Filter the entries below, keeping only lines with the word "women".

[Dataset rows for apps and sites]
####################

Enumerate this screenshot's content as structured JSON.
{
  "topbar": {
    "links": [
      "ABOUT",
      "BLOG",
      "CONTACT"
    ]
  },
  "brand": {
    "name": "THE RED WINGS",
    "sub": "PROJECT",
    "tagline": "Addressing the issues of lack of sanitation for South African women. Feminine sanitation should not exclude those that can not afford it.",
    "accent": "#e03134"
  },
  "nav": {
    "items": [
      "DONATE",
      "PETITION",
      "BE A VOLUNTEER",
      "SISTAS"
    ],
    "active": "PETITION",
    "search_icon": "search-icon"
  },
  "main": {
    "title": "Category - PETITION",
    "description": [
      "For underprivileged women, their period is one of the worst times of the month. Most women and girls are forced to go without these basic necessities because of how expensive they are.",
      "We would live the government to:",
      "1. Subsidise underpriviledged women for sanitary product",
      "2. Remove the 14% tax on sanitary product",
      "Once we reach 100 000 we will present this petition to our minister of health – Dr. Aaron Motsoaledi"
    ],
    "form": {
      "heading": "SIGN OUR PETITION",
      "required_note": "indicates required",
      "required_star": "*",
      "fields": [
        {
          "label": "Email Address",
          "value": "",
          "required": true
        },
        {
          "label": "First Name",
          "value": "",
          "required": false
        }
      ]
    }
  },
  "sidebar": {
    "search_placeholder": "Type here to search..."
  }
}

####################

Response area:
    "tagline": "Addressing the issues of lack of sanitation for South African women. Feminine sanitation should not exclude those that can not afford it.",
      "For underprivileged women, their period is one of the worst times of the month. Most women and girls are forced to go without these basic necessities because of how expensive they are.",
      "1. Subsidise underpriviledged women for sanitary product",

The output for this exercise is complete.